I don’t want to issue an ultimatum or just take off, especially because I don’t want to push her back into a closet again. But I also know I can’t just stay with someone “on principle” and I know from experience not to try and be her counselor — I don’t think it’s good for either of us. What are my options?
Anna says: While this teacher guy sure sounds like a manipulative jerknozzle — hopefully he inhales a lot of solvents in his free time — there is, unfortunately, not a lot you can do about him. (Aren’t I a Lezzie Letdown this week?) And I think you already know that. You’re smart enough to know that you can’t fight your girlfriend’s battles. It’s she who has to decide that this person is toxic and to end it on her own. The reason he’s still in her life is because she’s letting him be in her life.
But! I don’t think y’all have to break up over this. I’m certainly heartened by the fact that she realized on her own that the relationship was bad for her. And, I mean, they were together for nine years! That is a long time, longer than any relationship I’ve had, including the one I’ve had with my breasts. In other words, she grew up with this guy. It’s not shocking that she wants to maintain contact with him, especially because children are involved. It’s damn hard to date a parent for nine years and not form an attachment to their kid(s).
You are still the “very new girlfriend,” remember. It takes time to build new lives with new people, even ones we’re crazy about. Also, this is her first gay relationship and that can be scary for some people. She might be holding onto her past a little harder than necessary because it’s familiar to her and what she’s always known. That said, if this person is as toxic as you say he is, I think your girl will come around to figuring it out on her own.
In the meantime, here are some things you can do to make the situation better for yourself. Set (reasonable) boundaries. You can’t ask your girlfriend to cease all contact with her ex, but you can ask that she start making decisions on her own (I’m not exactly sure what “running everything by him” entails but it sounds worrisome). If he’s calling or texting all the time, you can ask her to limit the number of times it happens. You can ask that she not discuss your relationship with him. You can tell your girlfriend that you don’t want to hang out with him. You can share your concerns about the past abuse red flags and your own ex-girlfriend’s trauma — just stop short of diagnosing her. What happened is her life. And, as with her ex, if she comes to the decision that she wants to talk to a therapist in order to work through her past, then she’ll do that on her own. Your job is to be supportive, not controlling.
If, however, the mutually agreed upon boundaries aren’t respected or if it seems like nothing is changing, then you might have to move on. It sorta seems like your foot is half out the door as it is. And that’s your choice, of course. But we all have to deal with our partners’ exes, sometimes even the mean ones, because a great many of us are still friends with our exes. Don’t kick a rad lady to the curb simply because she’s still in contact with a douchey ex.

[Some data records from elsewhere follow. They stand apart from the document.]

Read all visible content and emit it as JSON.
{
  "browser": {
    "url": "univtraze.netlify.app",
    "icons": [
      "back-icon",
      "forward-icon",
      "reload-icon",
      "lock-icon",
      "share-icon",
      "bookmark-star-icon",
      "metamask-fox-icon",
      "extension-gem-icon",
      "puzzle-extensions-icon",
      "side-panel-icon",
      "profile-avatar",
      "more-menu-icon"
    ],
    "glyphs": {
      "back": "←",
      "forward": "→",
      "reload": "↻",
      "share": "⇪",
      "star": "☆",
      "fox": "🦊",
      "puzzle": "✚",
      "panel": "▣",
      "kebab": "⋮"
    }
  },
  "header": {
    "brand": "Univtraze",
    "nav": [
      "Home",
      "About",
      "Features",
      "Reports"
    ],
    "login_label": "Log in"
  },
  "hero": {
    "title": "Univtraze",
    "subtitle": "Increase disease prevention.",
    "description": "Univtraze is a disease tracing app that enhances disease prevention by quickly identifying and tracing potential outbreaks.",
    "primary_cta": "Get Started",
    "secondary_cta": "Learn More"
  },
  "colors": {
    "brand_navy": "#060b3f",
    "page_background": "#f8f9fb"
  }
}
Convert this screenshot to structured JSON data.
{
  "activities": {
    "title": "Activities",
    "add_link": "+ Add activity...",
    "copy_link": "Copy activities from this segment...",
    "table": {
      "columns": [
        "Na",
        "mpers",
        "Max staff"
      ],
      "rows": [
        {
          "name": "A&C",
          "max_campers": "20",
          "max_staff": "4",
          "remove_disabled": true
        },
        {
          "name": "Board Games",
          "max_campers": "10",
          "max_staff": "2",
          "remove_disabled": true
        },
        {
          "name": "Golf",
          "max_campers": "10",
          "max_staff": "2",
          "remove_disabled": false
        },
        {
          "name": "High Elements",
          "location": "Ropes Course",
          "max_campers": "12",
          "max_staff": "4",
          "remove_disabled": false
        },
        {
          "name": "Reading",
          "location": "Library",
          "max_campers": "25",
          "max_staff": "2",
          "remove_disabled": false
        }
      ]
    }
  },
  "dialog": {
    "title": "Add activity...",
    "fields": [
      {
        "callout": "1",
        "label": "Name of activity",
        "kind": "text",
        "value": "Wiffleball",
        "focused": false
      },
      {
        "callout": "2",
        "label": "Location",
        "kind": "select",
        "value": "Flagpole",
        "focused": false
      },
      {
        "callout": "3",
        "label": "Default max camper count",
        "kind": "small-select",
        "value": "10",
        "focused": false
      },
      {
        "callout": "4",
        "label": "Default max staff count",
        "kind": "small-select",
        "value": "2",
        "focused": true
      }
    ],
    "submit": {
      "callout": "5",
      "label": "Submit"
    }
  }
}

Hailing from the rough-and-tumble deserts of southern Arizona, where one doesn’t have to bother with such trivialities as “coats” or “daylight savings time,” Anna Pulley is a freelance writer living in San Francisco. Find her at annapulley.com and on Twitter @annapulley. Send her your Hook Up questions at firstname.lastname@example.org.